Could you filter the records below and keep only the lines with the word "fill"?

———

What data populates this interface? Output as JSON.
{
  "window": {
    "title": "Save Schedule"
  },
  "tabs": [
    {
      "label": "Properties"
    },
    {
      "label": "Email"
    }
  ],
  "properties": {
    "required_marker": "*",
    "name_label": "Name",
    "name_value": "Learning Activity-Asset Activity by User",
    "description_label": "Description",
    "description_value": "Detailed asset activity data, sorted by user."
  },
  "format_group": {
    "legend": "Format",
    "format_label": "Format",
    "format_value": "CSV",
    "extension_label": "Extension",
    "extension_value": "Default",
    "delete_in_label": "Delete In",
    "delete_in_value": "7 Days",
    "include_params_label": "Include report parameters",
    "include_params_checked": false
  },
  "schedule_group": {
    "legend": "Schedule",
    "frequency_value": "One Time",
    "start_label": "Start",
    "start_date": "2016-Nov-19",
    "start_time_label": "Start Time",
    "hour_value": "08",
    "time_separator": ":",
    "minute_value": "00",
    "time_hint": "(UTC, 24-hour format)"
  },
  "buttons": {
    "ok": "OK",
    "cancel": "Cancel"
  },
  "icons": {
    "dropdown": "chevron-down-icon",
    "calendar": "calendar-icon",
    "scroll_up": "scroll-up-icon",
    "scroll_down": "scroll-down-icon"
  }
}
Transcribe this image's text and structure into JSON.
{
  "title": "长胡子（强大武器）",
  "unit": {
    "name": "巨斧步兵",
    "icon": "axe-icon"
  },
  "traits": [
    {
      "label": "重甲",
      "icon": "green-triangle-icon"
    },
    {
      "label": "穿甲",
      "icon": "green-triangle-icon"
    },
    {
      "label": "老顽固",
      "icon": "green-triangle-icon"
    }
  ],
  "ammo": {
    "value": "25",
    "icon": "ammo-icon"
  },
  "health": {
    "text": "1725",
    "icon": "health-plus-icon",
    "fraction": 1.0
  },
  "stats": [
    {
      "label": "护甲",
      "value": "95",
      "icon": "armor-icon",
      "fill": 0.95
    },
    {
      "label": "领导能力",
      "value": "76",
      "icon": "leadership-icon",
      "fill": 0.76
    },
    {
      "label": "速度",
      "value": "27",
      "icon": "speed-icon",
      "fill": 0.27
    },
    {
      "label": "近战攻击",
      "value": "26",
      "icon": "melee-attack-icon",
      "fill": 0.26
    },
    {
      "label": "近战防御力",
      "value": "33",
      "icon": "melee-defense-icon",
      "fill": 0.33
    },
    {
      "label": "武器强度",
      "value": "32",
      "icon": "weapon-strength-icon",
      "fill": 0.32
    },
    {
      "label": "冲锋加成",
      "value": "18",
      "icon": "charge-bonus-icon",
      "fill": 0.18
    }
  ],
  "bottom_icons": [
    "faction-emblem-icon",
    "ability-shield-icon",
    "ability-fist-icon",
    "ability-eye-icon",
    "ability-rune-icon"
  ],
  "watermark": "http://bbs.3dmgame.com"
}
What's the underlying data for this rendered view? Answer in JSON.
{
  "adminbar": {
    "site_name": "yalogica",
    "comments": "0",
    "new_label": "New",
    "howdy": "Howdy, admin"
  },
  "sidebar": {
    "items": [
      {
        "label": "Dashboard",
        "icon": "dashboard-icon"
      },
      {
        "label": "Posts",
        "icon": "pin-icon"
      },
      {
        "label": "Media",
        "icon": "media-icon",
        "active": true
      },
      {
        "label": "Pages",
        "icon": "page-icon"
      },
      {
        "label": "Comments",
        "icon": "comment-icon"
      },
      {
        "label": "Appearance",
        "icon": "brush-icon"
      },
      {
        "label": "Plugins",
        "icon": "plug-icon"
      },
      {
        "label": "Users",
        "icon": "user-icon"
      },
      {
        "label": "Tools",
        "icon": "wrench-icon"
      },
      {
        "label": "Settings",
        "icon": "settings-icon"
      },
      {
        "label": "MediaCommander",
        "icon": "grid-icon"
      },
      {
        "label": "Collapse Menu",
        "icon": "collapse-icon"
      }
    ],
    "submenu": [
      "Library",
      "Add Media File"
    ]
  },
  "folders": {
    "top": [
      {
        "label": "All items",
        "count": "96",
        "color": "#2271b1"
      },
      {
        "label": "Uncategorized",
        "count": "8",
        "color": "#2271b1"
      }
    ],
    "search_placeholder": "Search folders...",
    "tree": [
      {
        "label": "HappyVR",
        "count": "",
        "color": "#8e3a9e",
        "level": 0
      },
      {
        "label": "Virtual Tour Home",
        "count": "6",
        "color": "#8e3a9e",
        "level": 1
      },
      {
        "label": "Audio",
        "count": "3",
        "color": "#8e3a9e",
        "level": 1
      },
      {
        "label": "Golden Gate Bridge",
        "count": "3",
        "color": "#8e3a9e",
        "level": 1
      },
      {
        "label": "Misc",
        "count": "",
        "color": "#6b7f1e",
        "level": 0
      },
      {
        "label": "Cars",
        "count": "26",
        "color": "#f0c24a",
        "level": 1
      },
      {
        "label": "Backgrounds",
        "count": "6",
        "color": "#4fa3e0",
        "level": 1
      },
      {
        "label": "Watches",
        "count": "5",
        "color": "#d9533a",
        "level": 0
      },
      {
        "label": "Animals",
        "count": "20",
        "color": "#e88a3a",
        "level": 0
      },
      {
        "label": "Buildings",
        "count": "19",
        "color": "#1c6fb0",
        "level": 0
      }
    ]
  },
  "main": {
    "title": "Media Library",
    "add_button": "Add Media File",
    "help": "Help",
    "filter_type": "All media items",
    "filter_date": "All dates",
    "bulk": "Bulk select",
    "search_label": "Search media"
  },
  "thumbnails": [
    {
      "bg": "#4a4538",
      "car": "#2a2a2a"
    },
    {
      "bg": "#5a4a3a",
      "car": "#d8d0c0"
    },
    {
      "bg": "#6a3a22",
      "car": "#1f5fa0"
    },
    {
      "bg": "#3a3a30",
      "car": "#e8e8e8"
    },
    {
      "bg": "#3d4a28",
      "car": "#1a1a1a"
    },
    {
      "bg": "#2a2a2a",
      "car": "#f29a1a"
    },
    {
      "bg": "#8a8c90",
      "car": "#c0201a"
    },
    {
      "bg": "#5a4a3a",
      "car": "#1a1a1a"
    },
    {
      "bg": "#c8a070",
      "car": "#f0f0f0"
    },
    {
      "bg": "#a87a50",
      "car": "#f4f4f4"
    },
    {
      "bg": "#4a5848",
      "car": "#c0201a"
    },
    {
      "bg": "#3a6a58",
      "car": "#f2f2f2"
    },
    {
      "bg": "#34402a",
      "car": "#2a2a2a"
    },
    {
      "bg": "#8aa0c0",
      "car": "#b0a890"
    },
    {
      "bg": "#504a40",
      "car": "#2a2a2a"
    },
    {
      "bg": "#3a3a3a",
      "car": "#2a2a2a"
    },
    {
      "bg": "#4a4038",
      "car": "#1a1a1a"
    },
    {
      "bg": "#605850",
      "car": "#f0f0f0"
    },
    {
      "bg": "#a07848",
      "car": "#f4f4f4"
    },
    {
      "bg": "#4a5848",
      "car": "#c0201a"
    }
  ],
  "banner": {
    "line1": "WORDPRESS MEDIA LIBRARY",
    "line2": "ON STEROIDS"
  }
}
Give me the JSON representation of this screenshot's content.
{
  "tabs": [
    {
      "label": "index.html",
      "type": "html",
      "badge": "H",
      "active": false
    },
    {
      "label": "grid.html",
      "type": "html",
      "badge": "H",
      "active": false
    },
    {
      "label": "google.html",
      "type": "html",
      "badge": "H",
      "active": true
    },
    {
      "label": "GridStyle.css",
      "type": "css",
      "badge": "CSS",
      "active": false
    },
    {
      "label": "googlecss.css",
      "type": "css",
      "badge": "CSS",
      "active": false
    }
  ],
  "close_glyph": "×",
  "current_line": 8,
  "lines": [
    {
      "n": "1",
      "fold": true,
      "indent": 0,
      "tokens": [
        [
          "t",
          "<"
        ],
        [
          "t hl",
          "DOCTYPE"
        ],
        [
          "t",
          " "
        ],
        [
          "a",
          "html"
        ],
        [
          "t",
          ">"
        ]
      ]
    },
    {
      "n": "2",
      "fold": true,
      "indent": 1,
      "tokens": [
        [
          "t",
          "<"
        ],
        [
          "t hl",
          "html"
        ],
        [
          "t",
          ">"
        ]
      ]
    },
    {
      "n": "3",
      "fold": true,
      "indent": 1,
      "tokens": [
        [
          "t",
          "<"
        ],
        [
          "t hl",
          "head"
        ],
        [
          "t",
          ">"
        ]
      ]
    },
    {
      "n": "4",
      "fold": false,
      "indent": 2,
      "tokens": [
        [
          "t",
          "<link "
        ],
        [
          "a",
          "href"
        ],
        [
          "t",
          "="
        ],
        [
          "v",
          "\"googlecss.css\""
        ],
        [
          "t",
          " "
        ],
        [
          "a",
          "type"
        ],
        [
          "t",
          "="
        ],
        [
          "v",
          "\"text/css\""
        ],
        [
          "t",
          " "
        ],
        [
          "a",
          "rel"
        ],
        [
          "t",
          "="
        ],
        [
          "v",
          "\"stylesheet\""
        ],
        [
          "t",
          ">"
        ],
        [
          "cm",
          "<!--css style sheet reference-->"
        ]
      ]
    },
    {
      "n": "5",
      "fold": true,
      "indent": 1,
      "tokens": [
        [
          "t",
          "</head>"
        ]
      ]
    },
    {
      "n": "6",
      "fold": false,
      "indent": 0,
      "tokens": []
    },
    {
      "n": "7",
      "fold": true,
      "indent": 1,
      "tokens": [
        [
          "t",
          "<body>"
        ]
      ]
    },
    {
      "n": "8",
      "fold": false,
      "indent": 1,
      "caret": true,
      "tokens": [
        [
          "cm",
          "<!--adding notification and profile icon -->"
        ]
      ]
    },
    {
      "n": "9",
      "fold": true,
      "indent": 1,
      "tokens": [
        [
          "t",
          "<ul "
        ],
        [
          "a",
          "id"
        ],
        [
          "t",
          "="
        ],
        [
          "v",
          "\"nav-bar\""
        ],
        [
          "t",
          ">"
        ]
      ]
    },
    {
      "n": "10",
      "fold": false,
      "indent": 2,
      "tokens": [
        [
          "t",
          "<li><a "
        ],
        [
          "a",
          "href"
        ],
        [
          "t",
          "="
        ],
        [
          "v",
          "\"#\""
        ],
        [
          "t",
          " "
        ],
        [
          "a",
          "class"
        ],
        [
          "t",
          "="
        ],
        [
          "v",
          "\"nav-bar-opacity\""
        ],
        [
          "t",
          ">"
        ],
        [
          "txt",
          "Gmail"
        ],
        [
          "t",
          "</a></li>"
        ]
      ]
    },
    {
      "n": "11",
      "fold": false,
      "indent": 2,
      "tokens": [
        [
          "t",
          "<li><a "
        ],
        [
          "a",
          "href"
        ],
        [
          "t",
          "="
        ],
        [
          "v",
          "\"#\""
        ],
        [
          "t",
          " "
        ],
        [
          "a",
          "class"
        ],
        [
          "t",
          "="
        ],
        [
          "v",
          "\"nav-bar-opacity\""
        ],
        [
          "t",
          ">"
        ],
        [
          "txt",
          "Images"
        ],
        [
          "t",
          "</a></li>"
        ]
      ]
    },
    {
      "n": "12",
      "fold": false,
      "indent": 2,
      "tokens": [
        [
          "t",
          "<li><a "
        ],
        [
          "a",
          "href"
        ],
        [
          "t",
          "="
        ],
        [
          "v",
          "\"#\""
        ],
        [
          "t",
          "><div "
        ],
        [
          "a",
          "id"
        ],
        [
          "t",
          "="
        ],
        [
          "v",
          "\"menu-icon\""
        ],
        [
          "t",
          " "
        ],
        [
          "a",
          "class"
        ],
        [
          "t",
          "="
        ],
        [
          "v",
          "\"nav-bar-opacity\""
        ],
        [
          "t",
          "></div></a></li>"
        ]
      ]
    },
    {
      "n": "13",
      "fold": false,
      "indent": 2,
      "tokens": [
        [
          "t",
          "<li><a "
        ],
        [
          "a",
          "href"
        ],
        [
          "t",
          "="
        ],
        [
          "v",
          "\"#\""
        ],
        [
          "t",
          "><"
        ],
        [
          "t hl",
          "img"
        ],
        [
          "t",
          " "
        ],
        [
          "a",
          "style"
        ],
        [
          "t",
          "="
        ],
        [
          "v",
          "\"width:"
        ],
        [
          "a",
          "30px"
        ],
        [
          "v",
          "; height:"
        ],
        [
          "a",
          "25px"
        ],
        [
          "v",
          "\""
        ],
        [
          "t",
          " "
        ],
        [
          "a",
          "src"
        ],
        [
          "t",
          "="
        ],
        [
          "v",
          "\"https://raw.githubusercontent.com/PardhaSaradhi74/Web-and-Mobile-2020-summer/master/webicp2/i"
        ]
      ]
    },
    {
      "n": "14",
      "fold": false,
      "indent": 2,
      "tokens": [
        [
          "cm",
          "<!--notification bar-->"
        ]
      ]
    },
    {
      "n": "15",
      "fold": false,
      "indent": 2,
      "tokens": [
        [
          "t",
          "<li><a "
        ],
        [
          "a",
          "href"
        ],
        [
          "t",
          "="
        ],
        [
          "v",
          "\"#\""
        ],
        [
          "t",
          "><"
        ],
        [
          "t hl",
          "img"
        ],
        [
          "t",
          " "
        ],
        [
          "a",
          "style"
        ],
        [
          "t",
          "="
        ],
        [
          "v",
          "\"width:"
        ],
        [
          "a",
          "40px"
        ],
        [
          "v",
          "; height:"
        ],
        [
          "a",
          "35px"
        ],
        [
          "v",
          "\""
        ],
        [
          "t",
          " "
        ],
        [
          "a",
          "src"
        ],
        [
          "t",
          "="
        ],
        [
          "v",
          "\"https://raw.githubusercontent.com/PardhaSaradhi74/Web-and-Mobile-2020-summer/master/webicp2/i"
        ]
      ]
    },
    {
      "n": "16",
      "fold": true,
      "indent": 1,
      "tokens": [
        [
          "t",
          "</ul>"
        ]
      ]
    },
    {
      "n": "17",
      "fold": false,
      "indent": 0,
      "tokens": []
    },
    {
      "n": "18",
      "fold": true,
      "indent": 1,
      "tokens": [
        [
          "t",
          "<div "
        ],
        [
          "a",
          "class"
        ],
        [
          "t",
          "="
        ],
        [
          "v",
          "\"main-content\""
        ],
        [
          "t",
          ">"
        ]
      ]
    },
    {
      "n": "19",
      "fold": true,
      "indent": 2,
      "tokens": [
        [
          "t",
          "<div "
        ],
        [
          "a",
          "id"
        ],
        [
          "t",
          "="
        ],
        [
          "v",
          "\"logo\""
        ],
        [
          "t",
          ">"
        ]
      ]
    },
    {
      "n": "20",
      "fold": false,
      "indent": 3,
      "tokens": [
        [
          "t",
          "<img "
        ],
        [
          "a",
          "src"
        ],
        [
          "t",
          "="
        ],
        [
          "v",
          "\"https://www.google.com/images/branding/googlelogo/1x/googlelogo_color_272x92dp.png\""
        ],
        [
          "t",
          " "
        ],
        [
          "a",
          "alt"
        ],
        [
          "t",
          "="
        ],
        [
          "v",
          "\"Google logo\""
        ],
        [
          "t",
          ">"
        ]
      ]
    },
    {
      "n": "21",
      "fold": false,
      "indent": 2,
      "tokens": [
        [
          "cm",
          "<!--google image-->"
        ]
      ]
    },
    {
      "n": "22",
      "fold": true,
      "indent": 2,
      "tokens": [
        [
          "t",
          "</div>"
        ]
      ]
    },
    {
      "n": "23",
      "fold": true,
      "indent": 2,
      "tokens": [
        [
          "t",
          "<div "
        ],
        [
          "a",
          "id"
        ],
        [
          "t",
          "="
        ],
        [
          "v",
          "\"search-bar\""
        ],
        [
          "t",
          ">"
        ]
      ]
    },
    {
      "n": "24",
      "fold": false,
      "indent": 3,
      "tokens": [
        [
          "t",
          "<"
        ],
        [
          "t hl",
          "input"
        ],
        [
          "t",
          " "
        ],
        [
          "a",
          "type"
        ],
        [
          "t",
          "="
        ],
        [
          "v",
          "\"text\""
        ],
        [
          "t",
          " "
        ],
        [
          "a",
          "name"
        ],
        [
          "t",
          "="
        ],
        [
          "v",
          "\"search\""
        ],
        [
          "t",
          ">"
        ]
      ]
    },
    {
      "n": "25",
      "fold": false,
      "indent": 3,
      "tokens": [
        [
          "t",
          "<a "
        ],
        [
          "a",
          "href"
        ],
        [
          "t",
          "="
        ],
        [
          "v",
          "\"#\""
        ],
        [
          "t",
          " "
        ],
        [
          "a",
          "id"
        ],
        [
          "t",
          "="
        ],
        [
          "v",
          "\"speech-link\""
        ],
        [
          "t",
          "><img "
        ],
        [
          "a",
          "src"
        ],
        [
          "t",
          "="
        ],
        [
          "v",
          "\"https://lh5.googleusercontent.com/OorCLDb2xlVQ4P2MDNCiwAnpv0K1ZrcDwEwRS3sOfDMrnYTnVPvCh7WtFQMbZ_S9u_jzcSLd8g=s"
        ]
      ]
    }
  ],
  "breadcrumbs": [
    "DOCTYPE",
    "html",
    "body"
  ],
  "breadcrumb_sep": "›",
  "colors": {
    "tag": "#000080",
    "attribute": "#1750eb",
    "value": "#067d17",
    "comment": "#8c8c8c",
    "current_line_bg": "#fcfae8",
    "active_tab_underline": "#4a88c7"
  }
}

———

> _TASK ANSWER_:
      "fill": 0.95
      "fill": 0.76
      "fill": 0.27
      "fill": 0.26
      "fill": 0.33
      "fill": 0.32
      "fill": 0.18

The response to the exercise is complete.